Jim Caviezel gives a speech riddled with religious fanaticism and Q propaganda at the QAnon conference in Las Vegas. pic.twitter.com/9gugWfoyaG
— PatriotTakes 🇺🇸 (@patriottakes) October 25, 2021
Video of Caviezel’s 20-minute-long speech made its way to social media, and it featured him rhapsodizing the crowd at a convention called For God & Country: Patriot Double Down. It opens with him quoting William Wallace — played, of course, by his future Christ director Mel Gibson — as he tries to pump up his fellow fighting Scotsmen. (It’s the one where he yells, “You can take our lives, but you can never take our freedom.”)
What was Caviezel trying to pump the crowd up about? The QAnon conspiracy involving a global sex trafficking ring (and lizards), of course. But there was a lot of coded talk about resisting, too.
“We must fight for that authentic freedom and live, my friends,” Caviezel bellowed at a convention that was seriously held in Sin City itself, Las Vegas. “By God, we must live and with the Holy Spirit as your shield and Christ as your sword may you join Saint Michael and all the other angels in defending God and sending Lucifer and his henchmen straight back to hell where they belong.”
Caviezel ended his speech by telling the audience, “We are headed into the storm of all storms.

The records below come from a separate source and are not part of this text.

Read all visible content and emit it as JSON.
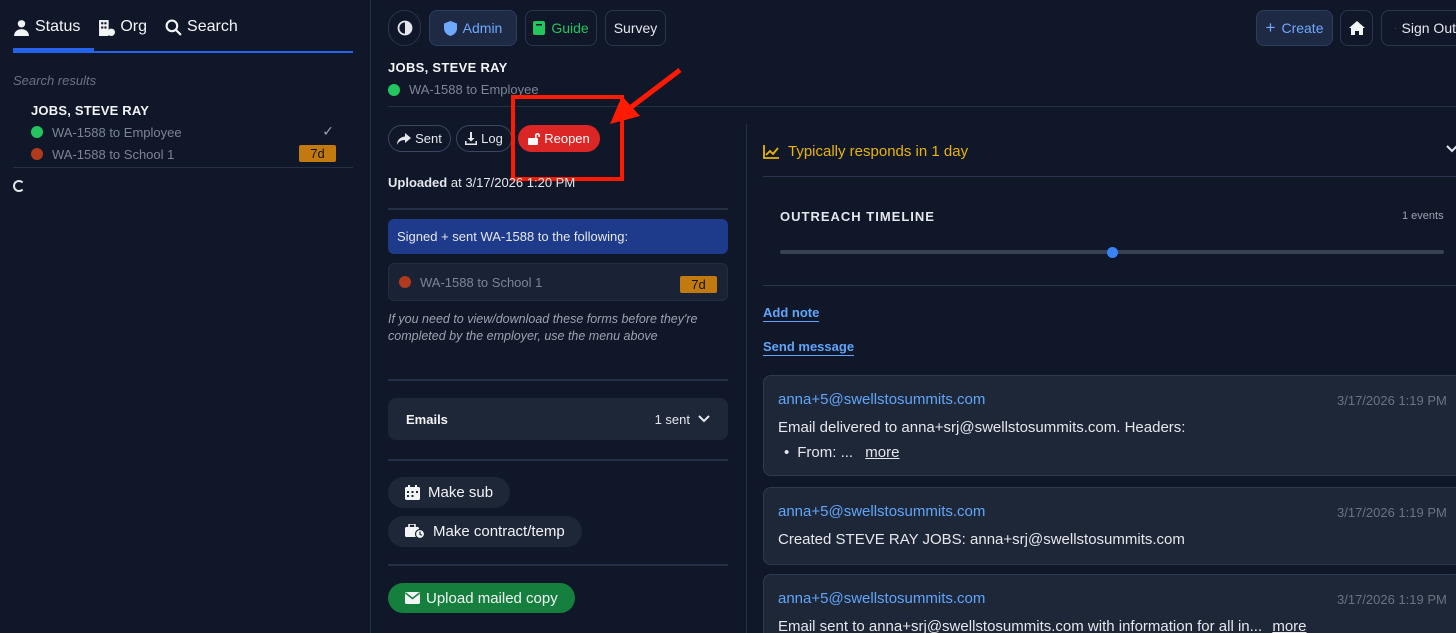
{
  "sidebar": {
    "nav": [
      {
        "label": "Status",
        "icon": "person-icon"
      },
      {
        "label": "Org",
        "icon": "building-icon"
      },
      {
        "label": "Search",
        "icon": "search-icon"
      }
    ],
    "search_results_label": "Search results",
    "result": {
      "name": "JOBS, STEVE RAY",
      "forms": [
        {
          "label": "WA-1588 to Employee",
          "status": "green",
          "check": "✓"
        },
        {
          "label": "WA-1588 to School 1",
          "status": "red",
          "badge": "7d"
        }
      ]
    }
  },
  "toolbar": {
    "theme_icon": "contrast-icon",
    "admin_label": "Admin",
    "guide_label": "Guide",
    "survey_label": "Survey",
    "create_label": "Create",
    "home_icon": "home-icon",
    "signout_label": "Sign Out"
  },
  "header": {
    "name": "JOBS, STEVE RAY",
    "subtitle": "WA-1588 to Employee"
  },
  "actions": {
    "sent_label": "Sent",
    "log_label": "Log",
    "reopen_label": "Reopen"
  },
  "upload": {
    "bold": "Uploaded",
    "rest": "at 3/17/2026 1:20 PM"
  },
  "signed": {
    "banner": "Signed + sent WA-1588 to the following:",
    "form_label": "WA-1588 to School 1",
    "form_badge": "7d"
  },
  "hint": "If you need to view/download these forms before they're completed by the employer, use the menu above",
  "emails": {
    "label": "Emails",
    "count": "1 sent"
  },
  "buttons": {
    "make_sub": "Make sub",
    "make_contract": "Make contract/temp",
    "upload_mailed": "Upload mailed copy"
  },
  "right": {
    "responds": "Typically responds in 1 day",
    "timeline_title": "OUTREACH TIMELINE",
    "timeline_count": "1 events",
    "timeline_position": 0.5,
    "add_note": "Add note",
    "send_message": "Send message",
    "messages": [
      {
        "from": "anna+5@swellstosummits.com",
        "date": "3/17/2026 1:19 PM",
        "body": "Email delivered to anna+srj@swellstosummits.com. Headers:",
        "bullet": "From:   ...",
        "more": "more"
      },
      {
        "from": "anna+5@swellstosummits.com",
        "date": "3/17/2026 1:19 PM",
        "body": "Created STEVE RAY JOBS: anna+srj@swellstosummits.com"
      },
      {
        "from": "anna+5@swellstosummits.com",
        "date": "3/17/2026 1:19 PM",
        "body": "Email sent to anna+srj@swellstosummits.com with information for all in...",
        "more": "more"
      }
    ]
  },
  "colors": {
    "background": "#0f1729",
    "accent": "#2563eb",
    "danger": "#dc2626",
    "success": "#15803d",
    "warning": "#eab308"
  }
}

Yes, the storm is upon us.” QAnon, as we all unfortunately know, promotes the idea of “The Storm,” in which former president Donald J. Trump would suddenly return to power and order mass arrests of the Satanic cabal that doesn’t exist.
The actor’s appearance at a QAnon-friendly convention mirrors his speech at a similar conference held in Tulsa in April, where he discussed “adenochrome,” a conspiracy theory that last year became popular with believers of QAnon and Pizzagate which involves a drug believed to be inbibed by members of this Satanic cabal they all believe isn’t fiction.